Exercise brief | The records below must be output exactly, with no images carried over.
Record excerpts: Begin
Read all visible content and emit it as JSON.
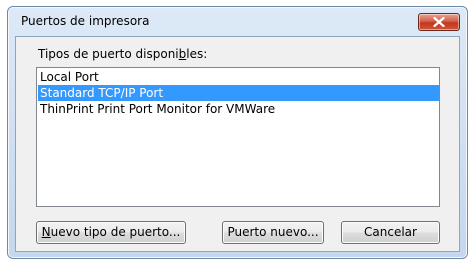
{
  "window": {
    "title": "Puertos de impresora",
    "close_icon": "close-x-icon",
    "colors": {
      "frame": "#c4d7ee",
      "close_button": "#c7432a",
      "selection": "#3399ff"
    }
  },
  "port_types": {
    "label_pre": "Tipos de puerto disponi",
    "label_accel": "b",
    "label_post": "les:",
    "items": [
      {
        "label": "Local Port",
        "selected": false
      },
      {
        "label": "Standard TCP/IP Port",
        "selected": true
      },
      {
        "label": "ThinPrint Print Port Monitor for VMWare",
        "selected": false
      }
    ]
  },
  "buttons": {
    "new_port_type": {
      "accel": "N",
      "rest": "uevo tipo de puerto..."
    },
    "new_port": {
      "label": "Puerto nuevo..."
    },
    "cancel": {
      "label": "Cancelar"
    }
  }
}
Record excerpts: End
Problem solution |
Read all visible content and emit it as JSON.
{
  "window": {
    "title": "Puertos de impresora",
    "close_icon": "close-x-icon",
    "colors": {
      "frame": "#c4d7ee",
      "close_button": "#c7432a",
      "selection": "#3399ff"
    }
  },
  "port_types": {
    "label_pre": "Tipos de puerto disponi",
    "label_accel": "b",
    "label_post": "les:",
    "items": [
      {
        "label": "Local Port",
        "selected": false
      },
      {
        "label": "Standard TCP/IP Port",
        "selected": true
      },
      {
        "label": "ThinPrint Print Port Monitor for VMWare",
        "selected": false
      }
    ]
  },
  "buttons": {
    "new_port_type": {
      "accel": "N",
      "rest": "uevo tipo de puerto..."
    },
    "new_port": {
      "label": "Puerto nuevo..."
    },
    "cancel": {
      "label": "Cancelar"
    }
  }
}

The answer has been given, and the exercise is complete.